■ PROBLEM STATEMENT ■
Take from the material every line that contains the word "content".

■ DATA FOR PROCESSING ■

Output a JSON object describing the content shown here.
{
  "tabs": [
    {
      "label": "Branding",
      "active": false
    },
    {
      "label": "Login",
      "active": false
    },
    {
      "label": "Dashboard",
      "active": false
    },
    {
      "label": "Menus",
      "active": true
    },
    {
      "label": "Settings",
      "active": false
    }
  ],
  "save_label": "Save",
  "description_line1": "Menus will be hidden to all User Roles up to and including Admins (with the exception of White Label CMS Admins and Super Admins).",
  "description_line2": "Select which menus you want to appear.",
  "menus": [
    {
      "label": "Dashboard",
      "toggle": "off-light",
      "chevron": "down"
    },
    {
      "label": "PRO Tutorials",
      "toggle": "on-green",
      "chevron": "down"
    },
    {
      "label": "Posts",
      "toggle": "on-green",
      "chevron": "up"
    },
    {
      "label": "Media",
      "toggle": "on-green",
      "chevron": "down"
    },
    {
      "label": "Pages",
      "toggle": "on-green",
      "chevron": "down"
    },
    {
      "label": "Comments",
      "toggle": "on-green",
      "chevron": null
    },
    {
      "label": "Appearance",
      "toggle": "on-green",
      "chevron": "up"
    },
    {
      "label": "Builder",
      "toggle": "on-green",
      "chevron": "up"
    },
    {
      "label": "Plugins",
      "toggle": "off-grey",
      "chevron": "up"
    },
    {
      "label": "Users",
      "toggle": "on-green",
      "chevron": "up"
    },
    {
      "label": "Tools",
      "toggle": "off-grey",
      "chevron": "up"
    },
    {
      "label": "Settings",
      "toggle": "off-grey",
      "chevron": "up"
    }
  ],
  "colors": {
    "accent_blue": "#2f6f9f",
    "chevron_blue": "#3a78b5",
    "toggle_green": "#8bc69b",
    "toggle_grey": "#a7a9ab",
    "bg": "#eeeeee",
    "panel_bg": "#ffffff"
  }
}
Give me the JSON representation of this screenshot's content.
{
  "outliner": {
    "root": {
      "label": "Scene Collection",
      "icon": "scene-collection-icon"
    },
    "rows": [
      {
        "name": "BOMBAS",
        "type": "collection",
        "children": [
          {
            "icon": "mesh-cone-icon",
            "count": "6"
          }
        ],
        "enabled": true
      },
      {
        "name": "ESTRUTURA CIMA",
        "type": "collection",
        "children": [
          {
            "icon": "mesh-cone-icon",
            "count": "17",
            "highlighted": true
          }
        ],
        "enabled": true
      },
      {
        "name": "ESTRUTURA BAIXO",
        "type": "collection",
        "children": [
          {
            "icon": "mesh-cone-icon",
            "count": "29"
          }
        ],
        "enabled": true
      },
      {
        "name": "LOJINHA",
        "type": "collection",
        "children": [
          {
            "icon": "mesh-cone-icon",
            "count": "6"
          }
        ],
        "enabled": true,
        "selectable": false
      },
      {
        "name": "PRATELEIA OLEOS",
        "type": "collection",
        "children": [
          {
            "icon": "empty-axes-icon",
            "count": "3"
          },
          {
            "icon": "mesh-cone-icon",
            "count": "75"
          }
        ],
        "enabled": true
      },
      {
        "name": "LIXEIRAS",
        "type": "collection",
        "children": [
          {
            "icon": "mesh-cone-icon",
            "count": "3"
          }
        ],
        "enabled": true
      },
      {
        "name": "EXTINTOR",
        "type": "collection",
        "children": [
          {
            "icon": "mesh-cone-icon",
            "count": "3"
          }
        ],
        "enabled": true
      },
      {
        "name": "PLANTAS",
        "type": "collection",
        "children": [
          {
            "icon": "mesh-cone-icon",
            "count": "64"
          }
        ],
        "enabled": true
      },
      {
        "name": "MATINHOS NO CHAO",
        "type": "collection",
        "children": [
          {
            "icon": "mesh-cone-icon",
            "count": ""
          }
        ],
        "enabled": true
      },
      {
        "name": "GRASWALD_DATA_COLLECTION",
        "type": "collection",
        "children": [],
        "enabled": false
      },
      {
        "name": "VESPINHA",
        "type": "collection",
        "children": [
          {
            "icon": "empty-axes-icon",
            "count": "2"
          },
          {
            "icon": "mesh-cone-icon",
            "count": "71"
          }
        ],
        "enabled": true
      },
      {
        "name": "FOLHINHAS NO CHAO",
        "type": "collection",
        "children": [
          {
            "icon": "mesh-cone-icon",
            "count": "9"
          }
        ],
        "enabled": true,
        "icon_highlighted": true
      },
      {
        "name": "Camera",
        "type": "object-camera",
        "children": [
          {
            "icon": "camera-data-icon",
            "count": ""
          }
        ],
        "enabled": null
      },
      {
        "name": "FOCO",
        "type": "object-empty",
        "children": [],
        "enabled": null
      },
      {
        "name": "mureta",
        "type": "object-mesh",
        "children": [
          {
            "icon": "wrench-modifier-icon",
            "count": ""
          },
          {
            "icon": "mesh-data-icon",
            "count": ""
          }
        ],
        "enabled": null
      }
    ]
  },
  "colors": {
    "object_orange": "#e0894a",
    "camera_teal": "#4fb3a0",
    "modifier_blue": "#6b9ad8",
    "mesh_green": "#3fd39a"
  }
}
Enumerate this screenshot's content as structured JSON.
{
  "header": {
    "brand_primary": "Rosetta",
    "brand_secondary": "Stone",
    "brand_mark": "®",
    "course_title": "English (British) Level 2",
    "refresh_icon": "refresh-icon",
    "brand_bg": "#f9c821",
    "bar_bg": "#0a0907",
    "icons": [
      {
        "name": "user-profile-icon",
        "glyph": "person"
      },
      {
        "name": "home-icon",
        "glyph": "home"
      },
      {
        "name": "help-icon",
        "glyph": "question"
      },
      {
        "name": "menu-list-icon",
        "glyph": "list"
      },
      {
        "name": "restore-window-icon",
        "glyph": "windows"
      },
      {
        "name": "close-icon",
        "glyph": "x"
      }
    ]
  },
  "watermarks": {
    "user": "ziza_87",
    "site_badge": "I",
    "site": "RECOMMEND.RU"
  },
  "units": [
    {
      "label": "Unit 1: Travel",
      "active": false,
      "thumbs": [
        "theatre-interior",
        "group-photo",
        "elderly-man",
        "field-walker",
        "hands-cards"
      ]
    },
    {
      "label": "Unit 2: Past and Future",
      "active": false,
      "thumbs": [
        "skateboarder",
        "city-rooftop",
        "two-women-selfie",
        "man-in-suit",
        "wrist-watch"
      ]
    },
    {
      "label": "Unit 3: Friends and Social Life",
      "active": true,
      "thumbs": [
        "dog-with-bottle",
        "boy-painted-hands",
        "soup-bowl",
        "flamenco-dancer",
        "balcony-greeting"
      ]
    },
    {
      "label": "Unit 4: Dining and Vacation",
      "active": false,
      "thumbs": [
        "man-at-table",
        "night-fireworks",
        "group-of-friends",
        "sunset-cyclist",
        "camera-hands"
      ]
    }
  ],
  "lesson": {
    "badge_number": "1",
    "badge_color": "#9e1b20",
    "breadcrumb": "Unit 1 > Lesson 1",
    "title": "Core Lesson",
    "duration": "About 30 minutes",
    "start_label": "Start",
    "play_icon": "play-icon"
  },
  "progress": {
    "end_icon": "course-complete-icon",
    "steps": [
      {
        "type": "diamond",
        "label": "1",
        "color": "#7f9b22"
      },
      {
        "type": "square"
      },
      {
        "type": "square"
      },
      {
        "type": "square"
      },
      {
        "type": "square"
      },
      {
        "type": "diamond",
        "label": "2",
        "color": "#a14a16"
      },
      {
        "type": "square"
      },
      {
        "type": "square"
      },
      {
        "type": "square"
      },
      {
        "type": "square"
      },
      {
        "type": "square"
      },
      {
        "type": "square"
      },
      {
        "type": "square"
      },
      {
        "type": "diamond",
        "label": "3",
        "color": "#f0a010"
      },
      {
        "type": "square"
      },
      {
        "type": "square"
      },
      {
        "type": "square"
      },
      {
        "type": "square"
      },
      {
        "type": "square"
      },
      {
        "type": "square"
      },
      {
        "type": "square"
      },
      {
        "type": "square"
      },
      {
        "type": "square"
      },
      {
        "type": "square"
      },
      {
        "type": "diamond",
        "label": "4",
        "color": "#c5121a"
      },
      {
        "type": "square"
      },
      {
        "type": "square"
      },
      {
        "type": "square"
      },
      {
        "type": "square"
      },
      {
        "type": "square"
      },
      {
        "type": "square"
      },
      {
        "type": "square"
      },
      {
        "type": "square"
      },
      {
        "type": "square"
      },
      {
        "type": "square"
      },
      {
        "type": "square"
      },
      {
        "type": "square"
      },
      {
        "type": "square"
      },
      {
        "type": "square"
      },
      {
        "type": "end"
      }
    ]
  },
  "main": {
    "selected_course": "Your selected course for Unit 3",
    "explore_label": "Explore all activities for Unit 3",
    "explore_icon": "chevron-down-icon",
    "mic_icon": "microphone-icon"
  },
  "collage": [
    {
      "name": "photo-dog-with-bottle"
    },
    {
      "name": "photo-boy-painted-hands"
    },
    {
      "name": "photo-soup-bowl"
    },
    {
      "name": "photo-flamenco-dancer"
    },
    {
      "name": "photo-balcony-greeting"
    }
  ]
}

■ ANSWER BOX ■
Output a JSON object describing the content shown here.
Give me the JSON representation of this screenshot's content.
Enumerate this screenshot's content as structured JSON.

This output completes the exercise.